Available data |
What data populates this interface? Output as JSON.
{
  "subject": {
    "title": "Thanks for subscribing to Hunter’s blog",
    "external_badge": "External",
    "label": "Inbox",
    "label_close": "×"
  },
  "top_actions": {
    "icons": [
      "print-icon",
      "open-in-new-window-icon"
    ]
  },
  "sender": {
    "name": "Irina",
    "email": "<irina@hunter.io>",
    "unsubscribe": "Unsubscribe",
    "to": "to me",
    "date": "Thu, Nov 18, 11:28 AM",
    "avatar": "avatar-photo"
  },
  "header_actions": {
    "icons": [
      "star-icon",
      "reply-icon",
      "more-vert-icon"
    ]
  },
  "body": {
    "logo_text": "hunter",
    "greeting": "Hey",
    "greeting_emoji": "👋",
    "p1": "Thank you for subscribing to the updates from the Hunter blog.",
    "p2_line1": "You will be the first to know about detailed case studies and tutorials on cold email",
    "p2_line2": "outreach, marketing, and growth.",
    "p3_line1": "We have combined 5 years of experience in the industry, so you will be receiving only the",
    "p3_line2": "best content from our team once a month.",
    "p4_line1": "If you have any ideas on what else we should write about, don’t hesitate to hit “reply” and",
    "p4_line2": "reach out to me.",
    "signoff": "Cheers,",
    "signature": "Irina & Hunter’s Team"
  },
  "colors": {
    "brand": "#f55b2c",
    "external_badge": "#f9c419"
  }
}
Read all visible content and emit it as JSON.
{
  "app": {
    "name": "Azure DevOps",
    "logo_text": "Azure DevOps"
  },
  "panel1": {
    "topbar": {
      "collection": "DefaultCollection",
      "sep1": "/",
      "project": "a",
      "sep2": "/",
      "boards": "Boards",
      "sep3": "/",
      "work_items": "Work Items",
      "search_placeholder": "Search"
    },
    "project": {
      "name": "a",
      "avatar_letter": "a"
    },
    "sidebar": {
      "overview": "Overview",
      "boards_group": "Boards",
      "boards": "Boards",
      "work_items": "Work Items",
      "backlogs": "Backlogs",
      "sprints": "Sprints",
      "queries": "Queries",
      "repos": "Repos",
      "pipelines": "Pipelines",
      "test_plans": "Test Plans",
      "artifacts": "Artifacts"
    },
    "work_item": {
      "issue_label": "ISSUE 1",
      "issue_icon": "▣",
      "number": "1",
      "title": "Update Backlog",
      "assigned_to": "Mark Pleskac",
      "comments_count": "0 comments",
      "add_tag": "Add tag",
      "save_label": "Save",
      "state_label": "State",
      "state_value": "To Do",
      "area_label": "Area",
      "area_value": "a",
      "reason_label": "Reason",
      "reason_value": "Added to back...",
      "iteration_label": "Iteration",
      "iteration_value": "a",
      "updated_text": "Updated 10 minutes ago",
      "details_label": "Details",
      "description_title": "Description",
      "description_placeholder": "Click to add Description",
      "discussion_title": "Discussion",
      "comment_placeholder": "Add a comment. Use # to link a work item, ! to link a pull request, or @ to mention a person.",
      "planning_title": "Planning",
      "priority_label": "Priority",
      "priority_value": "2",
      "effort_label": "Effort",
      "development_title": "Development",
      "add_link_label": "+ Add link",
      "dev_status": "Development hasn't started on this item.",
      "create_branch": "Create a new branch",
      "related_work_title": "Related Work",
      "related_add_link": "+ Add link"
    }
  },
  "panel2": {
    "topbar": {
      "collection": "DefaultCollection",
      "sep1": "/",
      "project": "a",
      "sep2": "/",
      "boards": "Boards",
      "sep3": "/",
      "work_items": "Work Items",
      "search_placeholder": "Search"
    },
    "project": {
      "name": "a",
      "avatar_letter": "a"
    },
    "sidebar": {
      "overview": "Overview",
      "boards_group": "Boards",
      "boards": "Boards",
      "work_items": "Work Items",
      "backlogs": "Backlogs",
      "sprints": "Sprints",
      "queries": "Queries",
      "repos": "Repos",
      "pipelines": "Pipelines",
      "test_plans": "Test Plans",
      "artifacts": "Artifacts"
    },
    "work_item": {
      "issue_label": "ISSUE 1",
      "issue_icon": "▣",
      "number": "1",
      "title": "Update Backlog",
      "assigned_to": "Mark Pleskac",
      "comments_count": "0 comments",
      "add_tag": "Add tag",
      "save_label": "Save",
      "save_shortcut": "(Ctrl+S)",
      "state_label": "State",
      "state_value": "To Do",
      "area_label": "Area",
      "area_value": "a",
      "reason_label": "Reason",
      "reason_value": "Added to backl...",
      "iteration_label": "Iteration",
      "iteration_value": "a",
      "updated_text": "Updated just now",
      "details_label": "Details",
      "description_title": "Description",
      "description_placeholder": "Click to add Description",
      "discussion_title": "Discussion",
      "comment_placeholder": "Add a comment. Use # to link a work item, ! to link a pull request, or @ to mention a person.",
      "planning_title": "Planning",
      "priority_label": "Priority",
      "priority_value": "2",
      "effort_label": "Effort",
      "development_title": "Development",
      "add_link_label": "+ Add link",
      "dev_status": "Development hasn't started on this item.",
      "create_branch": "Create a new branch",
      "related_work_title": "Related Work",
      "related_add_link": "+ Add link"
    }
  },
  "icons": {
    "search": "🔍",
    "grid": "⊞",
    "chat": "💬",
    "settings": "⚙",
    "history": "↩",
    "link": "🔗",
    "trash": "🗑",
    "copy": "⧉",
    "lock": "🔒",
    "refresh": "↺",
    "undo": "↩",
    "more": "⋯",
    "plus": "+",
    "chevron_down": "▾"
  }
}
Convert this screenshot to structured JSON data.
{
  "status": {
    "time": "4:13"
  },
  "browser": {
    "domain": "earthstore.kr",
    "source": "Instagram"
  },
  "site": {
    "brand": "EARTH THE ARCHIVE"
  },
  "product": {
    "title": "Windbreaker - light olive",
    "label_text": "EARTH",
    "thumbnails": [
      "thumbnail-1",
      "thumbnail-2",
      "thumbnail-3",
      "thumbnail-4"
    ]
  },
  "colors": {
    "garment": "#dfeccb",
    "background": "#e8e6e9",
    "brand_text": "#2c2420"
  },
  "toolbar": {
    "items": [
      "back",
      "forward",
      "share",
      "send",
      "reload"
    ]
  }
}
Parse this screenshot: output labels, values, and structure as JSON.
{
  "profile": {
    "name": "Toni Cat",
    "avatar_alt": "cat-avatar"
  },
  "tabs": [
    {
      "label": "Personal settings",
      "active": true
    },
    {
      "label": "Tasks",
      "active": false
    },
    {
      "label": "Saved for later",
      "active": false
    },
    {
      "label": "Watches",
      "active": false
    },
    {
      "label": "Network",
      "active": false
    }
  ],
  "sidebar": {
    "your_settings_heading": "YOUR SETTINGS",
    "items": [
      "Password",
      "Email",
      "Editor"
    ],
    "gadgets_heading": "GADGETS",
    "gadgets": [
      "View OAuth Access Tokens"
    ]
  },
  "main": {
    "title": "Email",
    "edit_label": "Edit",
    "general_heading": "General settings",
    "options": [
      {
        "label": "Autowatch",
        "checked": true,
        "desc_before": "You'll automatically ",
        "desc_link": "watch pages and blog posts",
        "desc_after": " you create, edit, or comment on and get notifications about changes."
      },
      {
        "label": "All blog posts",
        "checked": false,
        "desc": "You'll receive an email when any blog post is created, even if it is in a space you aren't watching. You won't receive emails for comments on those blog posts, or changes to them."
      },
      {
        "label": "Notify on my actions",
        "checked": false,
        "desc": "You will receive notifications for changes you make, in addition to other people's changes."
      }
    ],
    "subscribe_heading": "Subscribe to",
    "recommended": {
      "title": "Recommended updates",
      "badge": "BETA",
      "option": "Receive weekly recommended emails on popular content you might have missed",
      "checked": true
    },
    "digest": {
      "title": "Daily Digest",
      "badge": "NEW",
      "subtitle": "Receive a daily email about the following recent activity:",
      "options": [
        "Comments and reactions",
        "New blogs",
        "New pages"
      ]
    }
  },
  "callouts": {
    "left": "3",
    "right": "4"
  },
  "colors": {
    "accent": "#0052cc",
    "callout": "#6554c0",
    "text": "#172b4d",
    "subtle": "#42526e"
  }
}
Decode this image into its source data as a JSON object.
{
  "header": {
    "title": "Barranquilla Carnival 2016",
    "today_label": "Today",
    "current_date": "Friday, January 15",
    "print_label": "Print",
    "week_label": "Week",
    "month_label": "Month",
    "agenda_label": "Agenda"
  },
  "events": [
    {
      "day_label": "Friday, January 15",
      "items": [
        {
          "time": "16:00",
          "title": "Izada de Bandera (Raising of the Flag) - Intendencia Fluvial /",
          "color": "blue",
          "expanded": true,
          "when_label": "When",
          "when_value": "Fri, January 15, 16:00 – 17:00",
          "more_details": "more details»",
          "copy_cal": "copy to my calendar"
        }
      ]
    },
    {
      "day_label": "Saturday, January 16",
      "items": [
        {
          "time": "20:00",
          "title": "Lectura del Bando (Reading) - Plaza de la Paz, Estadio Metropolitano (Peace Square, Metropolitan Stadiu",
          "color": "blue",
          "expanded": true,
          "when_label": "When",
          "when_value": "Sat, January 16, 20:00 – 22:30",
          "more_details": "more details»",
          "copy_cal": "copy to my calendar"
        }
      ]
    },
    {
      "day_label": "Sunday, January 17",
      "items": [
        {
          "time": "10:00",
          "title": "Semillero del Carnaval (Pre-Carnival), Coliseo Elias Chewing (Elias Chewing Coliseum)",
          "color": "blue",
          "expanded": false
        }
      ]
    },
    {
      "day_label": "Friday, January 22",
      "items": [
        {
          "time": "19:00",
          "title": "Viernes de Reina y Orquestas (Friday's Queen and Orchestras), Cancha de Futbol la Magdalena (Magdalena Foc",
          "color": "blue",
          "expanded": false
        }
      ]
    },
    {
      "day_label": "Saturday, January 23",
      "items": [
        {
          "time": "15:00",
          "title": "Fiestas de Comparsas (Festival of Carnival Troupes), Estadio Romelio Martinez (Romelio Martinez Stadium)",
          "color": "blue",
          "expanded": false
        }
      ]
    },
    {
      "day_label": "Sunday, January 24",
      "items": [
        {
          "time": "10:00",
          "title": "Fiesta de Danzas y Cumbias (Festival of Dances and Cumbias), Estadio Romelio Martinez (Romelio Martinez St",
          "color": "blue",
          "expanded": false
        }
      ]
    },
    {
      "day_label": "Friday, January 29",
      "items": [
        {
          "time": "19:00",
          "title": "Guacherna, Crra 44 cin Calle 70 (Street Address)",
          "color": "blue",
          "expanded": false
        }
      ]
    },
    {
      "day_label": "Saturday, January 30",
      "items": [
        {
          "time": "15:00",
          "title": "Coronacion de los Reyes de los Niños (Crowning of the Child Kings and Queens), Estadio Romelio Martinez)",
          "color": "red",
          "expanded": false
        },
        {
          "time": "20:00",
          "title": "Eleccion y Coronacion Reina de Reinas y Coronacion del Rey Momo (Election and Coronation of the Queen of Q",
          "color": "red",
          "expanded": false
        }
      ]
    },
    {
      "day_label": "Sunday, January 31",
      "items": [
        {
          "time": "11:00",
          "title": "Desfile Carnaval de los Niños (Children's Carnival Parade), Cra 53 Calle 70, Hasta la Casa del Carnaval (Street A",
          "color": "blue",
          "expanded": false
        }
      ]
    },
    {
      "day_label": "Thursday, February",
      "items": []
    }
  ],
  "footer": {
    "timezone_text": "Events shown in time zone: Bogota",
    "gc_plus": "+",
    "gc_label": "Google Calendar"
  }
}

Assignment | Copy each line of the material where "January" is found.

Response to this task |
    "current_date": "Friday, January 15",
      "day_label": "Friday, January 15",
          "when_value": "Fri, January 15, 16:00 – 17:00",
      "day_label": "Saturday, January 16",
          "when_value": "Sat, January 16, 20:00 – 22:30",
      "day_label": "Sunday, January 17",
      "day_label": "Friday, January 22",
      "day_label": "Saturday, January 23",
      "day_label": "Sunday, January 24",
      "day_label": "Friday, January 29",
      "day_label": "Saturday, January 30",
      "day_label": "Sunday, January 31",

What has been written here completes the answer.